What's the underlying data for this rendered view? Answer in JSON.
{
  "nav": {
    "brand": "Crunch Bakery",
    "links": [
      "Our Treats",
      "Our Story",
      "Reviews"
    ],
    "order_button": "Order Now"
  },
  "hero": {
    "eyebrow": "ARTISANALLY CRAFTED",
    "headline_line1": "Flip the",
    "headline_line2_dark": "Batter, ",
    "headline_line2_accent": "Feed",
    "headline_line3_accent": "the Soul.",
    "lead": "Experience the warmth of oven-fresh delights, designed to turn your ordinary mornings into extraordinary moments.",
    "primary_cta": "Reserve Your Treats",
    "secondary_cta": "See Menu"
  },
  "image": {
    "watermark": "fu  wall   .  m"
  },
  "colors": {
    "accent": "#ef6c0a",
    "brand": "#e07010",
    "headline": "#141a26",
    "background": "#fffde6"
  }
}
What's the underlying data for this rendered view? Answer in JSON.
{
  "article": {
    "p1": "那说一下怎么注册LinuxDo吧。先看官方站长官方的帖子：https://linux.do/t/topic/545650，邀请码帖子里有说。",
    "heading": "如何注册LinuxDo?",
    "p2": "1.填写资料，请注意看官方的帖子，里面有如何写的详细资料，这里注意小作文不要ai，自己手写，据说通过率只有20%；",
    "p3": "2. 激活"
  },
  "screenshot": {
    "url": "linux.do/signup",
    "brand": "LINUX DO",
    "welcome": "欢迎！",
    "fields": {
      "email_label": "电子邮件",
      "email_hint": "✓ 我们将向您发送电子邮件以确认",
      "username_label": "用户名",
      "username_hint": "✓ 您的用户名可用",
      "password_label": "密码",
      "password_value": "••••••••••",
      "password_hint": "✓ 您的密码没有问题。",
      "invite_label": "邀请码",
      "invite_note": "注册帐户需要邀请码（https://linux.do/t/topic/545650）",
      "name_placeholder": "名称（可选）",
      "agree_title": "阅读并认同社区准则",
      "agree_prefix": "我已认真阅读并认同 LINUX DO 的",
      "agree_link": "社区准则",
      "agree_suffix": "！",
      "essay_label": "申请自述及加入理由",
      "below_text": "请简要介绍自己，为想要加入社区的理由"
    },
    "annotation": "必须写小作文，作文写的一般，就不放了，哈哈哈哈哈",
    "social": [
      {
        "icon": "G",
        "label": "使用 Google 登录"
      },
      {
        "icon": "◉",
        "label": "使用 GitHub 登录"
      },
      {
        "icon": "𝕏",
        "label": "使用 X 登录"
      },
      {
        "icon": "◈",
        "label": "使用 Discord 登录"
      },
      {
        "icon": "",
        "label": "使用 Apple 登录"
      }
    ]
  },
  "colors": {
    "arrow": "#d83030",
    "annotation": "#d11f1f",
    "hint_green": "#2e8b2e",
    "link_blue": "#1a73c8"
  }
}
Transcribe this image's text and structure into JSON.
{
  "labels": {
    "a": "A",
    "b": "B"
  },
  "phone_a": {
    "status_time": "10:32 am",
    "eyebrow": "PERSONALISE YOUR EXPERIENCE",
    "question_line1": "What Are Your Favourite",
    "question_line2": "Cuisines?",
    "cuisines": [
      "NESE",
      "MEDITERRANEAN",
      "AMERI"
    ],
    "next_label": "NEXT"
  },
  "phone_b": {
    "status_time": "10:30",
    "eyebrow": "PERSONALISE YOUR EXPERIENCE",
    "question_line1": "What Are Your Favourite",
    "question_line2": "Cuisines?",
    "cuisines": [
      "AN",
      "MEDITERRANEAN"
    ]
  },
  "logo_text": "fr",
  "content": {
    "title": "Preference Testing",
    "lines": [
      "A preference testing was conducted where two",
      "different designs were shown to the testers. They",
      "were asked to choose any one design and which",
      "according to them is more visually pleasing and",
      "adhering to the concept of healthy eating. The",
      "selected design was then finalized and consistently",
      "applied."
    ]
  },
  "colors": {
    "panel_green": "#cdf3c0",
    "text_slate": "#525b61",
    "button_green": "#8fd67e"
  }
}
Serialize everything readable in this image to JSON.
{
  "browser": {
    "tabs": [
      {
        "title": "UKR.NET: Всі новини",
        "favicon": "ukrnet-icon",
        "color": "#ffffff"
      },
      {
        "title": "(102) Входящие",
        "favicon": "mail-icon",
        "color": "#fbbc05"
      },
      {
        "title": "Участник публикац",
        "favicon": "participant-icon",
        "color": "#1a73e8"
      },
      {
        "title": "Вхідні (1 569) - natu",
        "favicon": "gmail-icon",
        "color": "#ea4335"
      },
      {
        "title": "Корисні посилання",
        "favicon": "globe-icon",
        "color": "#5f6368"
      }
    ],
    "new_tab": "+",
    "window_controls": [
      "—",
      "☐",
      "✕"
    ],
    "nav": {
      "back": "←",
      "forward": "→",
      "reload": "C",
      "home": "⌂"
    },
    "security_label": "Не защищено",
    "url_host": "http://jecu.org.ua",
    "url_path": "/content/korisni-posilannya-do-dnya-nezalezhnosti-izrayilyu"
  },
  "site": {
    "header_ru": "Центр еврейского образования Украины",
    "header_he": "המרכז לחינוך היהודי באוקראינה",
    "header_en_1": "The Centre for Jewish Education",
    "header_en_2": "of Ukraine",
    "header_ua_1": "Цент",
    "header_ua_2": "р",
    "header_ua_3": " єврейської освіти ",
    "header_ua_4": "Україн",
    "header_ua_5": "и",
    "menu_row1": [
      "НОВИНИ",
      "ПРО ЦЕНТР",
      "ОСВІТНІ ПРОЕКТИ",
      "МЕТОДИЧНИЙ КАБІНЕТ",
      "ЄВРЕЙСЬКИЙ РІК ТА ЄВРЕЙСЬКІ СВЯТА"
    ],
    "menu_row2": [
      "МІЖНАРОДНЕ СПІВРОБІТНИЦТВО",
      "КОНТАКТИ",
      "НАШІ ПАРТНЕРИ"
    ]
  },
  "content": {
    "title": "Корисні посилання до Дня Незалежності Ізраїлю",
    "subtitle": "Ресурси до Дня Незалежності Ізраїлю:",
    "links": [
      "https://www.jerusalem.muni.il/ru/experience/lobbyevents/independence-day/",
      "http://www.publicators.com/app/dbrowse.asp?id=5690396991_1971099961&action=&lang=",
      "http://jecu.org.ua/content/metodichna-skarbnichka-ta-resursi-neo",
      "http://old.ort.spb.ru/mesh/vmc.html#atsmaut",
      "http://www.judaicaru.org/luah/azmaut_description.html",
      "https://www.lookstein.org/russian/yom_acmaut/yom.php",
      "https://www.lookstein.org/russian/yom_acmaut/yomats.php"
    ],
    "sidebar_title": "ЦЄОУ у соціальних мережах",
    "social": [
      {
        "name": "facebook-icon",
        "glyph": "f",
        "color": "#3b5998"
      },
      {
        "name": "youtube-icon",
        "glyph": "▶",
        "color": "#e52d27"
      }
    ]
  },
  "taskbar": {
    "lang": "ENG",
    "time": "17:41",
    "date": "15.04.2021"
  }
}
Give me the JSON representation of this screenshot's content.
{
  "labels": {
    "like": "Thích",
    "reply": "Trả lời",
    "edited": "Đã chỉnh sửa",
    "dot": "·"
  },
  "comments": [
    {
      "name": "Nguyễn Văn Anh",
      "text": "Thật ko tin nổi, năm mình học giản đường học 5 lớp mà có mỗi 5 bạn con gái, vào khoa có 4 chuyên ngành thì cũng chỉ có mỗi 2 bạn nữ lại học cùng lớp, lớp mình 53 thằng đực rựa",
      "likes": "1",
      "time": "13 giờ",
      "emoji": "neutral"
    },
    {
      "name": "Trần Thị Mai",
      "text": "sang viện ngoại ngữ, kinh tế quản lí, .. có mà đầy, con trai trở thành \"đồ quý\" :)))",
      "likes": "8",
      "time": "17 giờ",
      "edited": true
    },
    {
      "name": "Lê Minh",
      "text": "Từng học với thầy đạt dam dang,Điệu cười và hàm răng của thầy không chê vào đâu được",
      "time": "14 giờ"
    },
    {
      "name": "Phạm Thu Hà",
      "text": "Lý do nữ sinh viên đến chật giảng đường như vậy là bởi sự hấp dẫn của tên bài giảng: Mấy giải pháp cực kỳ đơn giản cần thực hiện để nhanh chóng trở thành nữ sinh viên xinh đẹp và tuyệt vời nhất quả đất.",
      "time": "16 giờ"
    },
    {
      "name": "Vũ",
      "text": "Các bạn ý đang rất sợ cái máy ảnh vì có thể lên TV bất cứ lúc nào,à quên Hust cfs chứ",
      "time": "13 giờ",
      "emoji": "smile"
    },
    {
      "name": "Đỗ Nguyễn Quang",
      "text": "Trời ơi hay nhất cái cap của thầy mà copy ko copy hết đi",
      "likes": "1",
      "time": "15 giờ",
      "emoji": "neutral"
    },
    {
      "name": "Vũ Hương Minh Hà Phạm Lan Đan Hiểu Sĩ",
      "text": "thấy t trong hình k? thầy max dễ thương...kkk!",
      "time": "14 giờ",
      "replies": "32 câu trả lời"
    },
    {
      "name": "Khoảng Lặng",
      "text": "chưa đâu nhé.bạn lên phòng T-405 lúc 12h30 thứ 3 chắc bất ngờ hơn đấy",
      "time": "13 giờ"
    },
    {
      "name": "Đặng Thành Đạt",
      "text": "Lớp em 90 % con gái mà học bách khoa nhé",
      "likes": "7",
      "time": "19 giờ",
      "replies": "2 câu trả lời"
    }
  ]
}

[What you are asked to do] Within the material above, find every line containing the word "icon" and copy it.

[Expected output]
        "icon": "G",
        "icon": "◉",
        "icon": "𝕏",
        "icon": "◈",
        "icon": "",
        "favicon": "ukrnet-icon",
        "favicon": "mail-icon",
        "favicon": "participant-icon",
        "favicon": "gmail-icon",
        "favicon": "globe-icon",
        "name": "facebook-icon",
        "name": "youtube-icon",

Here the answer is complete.